‘What happened, you weren’t one of the sporty girls at school!’
Asked an old school friend when I reconnected with her recently.
She’s right, I didn’t like school PE. I grew up in the 70’s when PE meant thick navy blue knickers, aertex blouses and plimsolls. At secondary school we had to get changed in an outside concrete building and use a communal shower, which was always freezing. As if that wasn’t bad enough each week we’d have to go through the ritual humiliation of two team leaders selecting their favourites first, whilst waiting and praying you weren’t last to be picked.
It’s not so much that I wasn’t ‘sporty’, it’s that school did nothing to encourage or foster a love of being active and engaging in physical activity.
Whilst miraculously I did discover a love for all things physical, once I left school, not everyone does.
I came to fitness through my children. It was after I gave birth to my first son that I knew I had to look after my health and fitness. Faced with my new-born son, who was 100% dependent on me, I suddenly felt this overwhelming sense of responsibility and the need to take my own wellbeing seriously. I can honestly say there hasn’t been a day in the past 30 years since his birth that I haven’t had my children in the back of my mind when I am exercising.

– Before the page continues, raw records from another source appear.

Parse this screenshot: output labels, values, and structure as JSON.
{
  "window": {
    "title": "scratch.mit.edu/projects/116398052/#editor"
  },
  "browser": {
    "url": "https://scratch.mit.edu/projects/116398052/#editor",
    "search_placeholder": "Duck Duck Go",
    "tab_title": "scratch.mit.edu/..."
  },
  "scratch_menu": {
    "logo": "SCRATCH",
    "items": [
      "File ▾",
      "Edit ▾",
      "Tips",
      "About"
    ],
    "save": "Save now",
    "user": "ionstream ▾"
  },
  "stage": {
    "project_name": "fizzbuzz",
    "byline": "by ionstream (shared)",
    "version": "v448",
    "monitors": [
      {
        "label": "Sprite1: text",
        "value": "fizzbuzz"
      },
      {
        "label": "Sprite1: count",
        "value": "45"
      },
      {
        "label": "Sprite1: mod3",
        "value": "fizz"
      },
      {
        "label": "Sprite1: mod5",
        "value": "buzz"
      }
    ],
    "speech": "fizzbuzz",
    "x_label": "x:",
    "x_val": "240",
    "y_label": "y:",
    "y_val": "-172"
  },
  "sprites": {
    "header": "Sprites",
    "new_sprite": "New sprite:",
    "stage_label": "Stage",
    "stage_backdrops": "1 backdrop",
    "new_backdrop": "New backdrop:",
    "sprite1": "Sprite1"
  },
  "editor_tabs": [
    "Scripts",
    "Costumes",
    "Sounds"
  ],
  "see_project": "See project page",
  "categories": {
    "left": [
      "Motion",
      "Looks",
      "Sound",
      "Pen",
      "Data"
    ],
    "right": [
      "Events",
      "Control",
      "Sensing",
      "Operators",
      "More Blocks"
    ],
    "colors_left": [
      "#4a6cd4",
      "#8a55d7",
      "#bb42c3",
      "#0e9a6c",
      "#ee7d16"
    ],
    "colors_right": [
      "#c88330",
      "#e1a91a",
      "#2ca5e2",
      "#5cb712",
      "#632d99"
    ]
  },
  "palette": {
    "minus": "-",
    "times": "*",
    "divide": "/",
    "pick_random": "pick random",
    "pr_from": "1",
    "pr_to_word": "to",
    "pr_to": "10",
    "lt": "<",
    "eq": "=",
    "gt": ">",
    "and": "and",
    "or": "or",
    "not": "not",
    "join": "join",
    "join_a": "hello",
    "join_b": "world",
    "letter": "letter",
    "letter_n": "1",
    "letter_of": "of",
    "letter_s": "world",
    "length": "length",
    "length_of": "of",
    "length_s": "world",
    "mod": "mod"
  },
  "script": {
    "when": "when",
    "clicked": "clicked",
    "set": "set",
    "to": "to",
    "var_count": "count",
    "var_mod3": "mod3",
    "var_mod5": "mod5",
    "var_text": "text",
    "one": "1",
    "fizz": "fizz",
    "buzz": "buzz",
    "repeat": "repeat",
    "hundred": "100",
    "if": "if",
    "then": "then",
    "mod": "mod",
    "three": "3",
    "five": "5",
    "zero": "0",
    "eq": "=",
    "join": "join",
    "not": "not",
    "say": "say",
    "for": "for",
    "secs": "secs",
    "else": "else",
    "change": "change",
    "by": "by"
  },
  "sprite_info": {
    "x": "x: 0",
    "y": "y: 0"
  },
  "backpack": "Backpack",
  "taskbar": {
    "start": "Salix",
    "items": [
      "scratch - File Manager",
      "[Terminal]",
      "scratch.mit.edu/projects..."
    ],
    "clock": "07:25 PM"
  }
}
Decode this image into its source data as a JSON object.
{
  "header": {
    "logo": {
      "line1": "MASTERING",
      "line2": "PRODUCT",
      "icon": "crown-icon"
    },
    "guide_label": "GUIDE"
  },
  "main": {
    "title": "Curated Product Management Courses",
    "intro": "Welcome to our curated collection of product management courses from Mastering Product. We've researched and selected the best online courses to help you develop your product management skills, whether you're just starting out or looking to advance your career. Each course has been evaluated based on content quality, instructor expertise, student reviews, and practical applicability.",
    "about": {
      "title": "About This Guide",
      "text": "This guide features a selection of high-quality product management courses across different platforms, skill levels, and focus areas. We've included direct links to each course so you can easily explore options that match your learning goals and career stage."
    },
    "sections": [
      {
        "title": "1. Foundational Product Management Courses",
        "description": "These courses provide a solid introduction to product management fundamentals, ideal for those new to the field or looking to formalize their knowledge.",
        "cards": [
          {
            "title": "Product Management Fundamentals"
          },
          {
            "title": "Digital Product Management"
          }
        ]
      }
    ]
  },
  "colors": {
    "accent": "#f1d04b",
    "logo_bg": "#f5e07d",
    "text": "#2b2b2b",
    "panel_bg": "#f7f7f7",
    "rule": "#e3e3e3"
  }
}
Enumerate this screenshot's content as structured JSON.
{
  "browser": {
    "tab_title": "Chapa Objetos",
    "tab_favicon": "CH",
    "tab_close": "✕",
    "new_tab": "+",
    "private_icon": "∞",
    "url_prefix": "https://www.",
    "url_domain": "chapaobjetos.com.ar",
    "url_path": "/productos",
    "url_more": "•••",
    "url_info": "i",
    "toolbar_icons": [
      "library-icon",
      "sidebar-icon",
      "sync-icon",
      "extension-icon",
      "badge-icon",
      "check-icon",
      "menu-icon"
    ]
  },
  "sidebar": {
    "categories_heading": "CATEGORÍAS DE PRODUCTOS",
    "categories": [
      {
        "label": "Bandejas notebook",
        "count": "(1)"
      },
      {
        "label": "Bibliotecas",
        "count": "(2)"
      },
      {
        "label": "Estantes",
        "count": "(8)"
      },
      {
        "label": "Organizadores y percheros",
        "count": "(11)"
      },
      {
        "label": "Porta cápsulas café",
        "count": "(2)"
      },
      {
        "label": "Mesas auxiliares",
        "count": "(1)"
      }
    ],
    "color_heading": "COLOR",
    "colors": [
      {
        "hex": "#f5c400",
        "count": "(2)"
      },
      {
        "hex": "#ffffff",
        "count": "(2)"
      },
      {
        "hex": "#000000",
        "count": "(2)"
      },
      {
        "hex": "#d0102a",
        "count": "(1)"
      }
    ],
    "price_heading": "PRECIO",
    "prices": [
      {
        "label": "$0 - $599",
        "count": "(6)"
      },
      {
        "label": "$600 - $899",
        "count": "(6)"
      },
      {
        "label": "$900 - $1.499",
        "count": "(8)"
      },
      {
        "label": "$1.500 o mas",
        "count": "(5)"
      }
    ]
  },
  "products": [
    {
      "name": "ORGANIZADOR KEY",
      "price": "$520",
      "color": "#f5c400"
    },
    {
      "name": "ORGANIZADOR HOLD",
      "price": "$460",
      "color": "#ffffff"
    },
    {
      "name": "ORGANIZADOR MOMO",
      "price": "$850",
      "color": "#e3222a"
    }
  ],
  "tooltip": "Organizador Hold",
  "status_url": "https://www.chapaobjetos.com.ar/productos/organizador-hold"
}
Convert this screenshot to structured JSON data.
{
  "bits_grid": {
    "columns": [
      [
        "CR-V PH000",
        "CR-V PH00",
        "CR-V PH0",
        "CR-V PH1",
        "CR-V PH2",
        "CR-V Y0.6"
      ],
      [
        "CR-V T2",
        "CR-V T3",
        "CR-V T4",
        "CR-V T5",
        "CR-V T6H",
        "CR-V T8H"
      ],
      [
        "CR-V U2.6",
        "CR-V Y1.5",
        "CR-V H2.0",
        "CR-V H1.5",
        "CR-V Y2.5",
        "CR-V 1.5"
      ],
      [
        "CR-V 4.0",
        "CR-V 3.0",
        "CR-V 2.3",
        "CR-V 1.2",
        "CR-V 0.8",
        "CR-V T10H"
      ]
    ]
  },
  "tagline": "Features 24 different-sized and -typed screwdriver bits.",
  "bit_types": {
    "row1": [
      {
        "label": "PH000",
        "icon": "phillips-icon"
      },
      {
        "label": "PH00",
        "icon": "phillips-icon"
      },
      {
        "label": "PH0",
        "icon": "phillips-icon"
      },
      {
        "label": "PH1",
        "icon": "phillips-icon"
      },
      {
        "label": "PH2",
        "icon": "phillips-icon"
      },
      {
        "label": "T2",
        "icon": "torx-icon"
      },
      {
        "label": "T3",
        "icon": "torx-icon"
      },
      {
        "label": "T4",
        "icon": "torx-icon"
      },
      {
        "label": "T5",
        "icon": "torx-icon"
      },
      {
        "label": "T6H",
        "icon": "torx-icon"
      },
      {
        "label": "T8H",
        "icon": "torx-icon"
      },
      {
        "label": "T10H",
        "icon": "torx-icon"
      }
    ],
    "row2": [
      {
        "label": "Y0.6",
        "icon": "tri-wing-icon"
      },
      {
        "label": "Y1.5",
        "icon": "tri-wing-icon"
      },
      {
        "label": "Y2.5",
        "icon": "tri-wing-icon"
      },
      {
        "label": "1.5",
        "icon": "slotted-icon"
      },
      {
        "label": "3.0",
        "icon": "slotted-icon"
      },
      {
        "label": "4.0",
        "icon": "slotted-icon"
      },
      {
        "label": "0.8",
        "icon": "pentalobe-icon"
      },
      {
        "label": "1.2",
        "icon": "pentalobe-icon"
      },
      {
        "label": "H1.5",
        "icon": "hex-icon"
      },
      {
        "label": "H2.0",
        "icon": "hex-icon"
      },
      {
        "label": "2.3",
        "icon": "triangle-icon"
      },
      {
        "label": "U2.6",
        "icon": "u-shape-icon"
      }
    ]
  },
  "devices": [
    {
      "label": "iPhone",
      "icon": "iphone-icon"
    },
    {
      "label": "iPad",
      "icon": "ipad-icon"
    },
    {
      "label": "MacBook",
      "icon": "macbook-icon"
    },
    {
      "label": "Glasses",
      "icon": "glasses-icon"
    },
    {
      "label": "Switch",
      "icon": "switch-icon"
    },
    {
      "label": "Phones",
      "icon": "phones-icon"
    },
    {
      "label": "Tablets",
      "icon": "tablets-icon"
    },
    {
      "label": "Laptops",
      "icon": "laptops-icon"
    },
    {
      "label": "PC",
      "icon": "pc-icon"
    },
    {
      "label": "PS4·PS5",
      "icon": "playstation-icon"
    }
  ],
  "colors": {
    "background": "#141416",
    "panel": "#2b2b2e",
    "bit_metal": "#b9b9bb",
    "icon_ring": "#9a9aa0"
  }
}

Now every day, through the course of my work as a Personal Trainer, Fitness Tutor and Educator, and Nutritionist I meet women who have never really engaged with the fitness industry. They’ve labelled themselves as ‘not the sporty kind’, they think exercise is going to hurt as in ‘no pain no gain’, and sometimes they feel fitness isn’t for them. This is so sad, but also means I need to do a bit of myth busting!
Being a top athlete isn’t everyone’s destiny.
Being a sporting hero isn’t achievable for all of us.
But fitness is for everyone, all ages, all abilities and inclusive of gender, race and physical and mental limitations.
So when I work with women I also spend a lot of time digging a little deeper into their belief systems around fitness and exercise. Many women of my age group have similar bad memories of school PE and this has held them back, but there are many other reasons too.
Whatever the reasons we can tackle them, and reduce their hold on us once we get them out in the open. Then moving on we start to examine what our drivers are, what things are important to us, who our hearts beat for. This is important for identifying our goals. Most of my clients aren’t aiming for a gold medal, they simply want to feel healthy and to enjoy time with their families.
Being fit and active doesn’t have to mean going to a gym, a punishing class, or a boot camp. The most important thing is finding something you enjoy. It could be swimming, archery, badminton, Nordic walking or any one of a 101 other activities. The first step is literally taking a step, then another one, then a few more!
The biggest piece of advice I offer everyone is be consistent, day in day out, week after week, year on year.
‘What happened, you weren’t one of the sporty girls at school!’ she said.
I found my reason why, I told her.
Find your reason why, re visit it when you feel your motivation slipping, and be consistent.
I’ve been consistent for 57 years now, it seems to be working!
Visit Jacquelines Website, Her Garden Gym